◆ **INSTRUCTIONS TO FOLLOW**
Wherever "name" shows up in the records below, copy the whole line.

◆ **PROVIDED RECORDS**
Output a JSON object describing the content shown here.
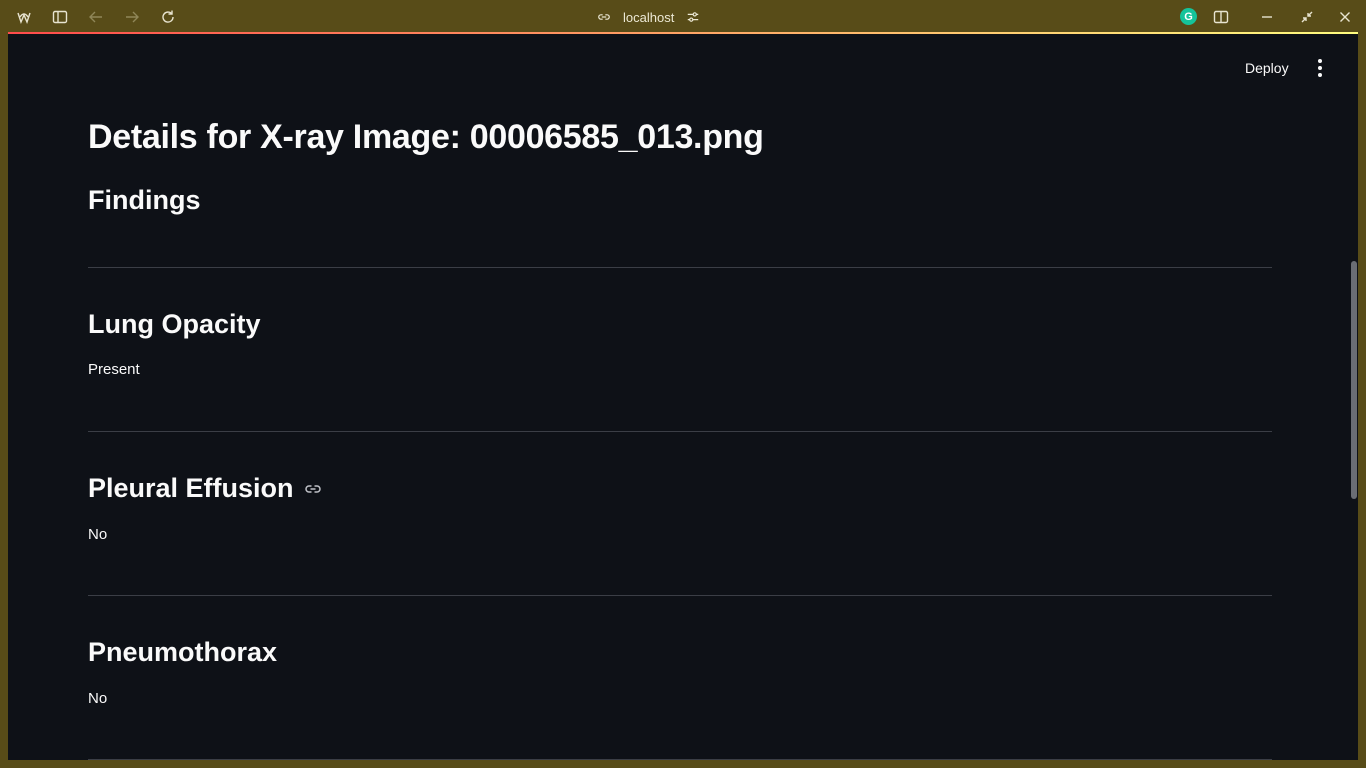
{
  "browser": {
    "url": "localhost",
    "grammarly_letter": "G"
  },
  "app": {
    "deploy_label": "Deploy",
    "page_title": "Details for X-ray Image: 00006585_013.png",
    "section_heading": "Findings",
    "findings": [
      {
        "name": "Lung Opacity",
        "value": "Present"
      },
      {
        "name": "Pleural Effusion",
        "value": "No"
      },
      {
        "name": "Pneumothorax",
        "value": "No"
      }
    ]
  },
  "colors": {
    "chrome_background": "#584c18",
    "app_background": "#0e1117",
    "text": "#fafafa",
    "divider": "#3b3e46",
    "decoration_start": "#ff4b4b",
    "decoration_end": "#fffd80"
  },
  "icons": [
    "app-logo-icon",
    "sidebar-toggle-icon",
    "back-icon",
    "forward-icon",
    "reload-icon",
    "link-icon",
    "site-settings-icon",
    "split-view-icon",
    "minimize-icon",
    "restore-icon",
    "close-icon",
    "more-vertical-icon"
  ]
}
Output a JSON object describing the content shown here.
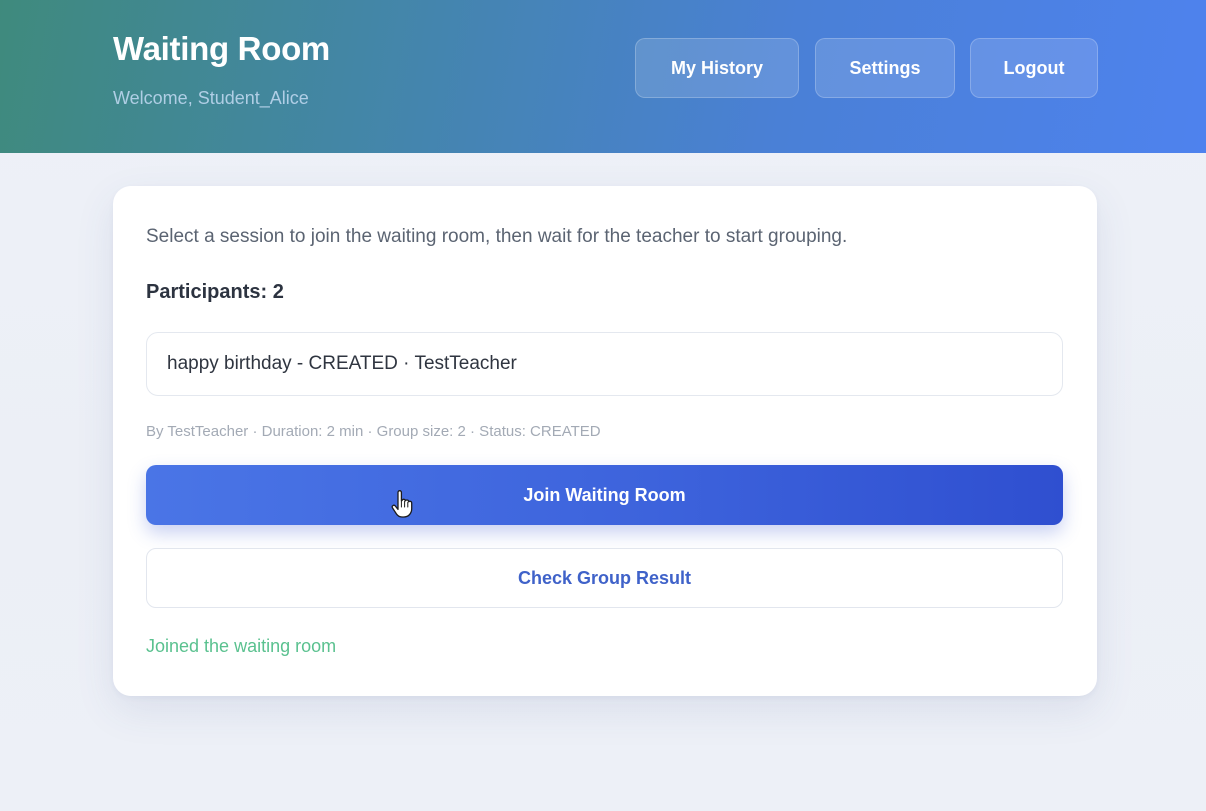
{
  "header": {
    "title": "Waiting Room",
    "subtitle": "Welcome, Student_Alice",
    "nav": {
      "history": "My History",
      "settings": "Settings",
      "logout": "Logout"
    }
  },
  "card": {
    "intro": "Select a session to join the waiting room, then wait for the teacher to start grouping.",
    "participants": "Participants: 2",
    "session_select": {
      "value": "happy birthday - CREATED · TestTeacher"
    },
    "meta": "By TestTeacher · Duration: 2 min · Group size: 2 · Status: CREATED",
    "join_button": "Join Waiting Room",
    "check_button": "Check Group Result",
    "status_message": "Joined the waiting room"
  },
  "colors": {
    "header_start": "#3f8a7d",
    "header_end": "#4e82ee",
    "primary": "#3d63dc",
    "link": "#3f62c9",
    "success": "#5ac18f"
  },
  "icons": {
    "cursor": "hand-pointer-icon"
  }
}
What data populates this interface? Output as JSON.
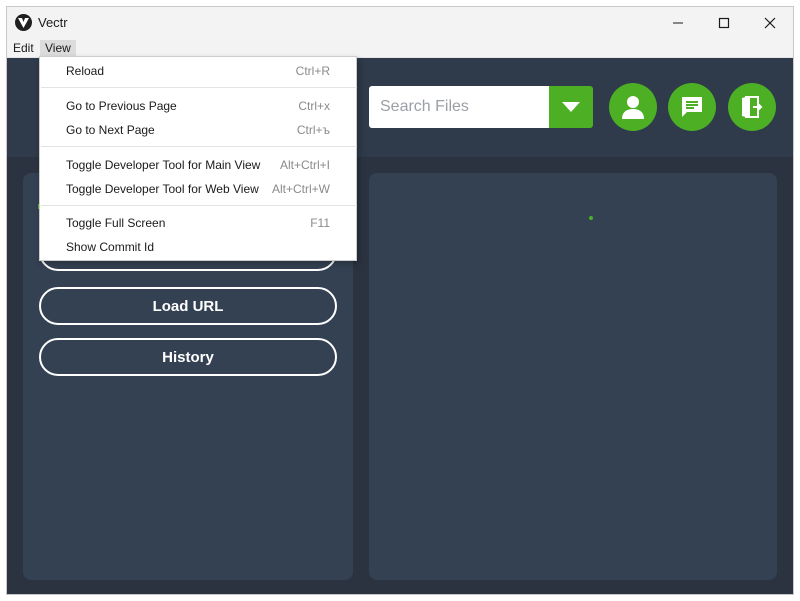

◆ **RESPONSE BOX**
        "name": "Lung Opacity",
        "name": "Pleural Effusion",
        "name": "Pneumothorax",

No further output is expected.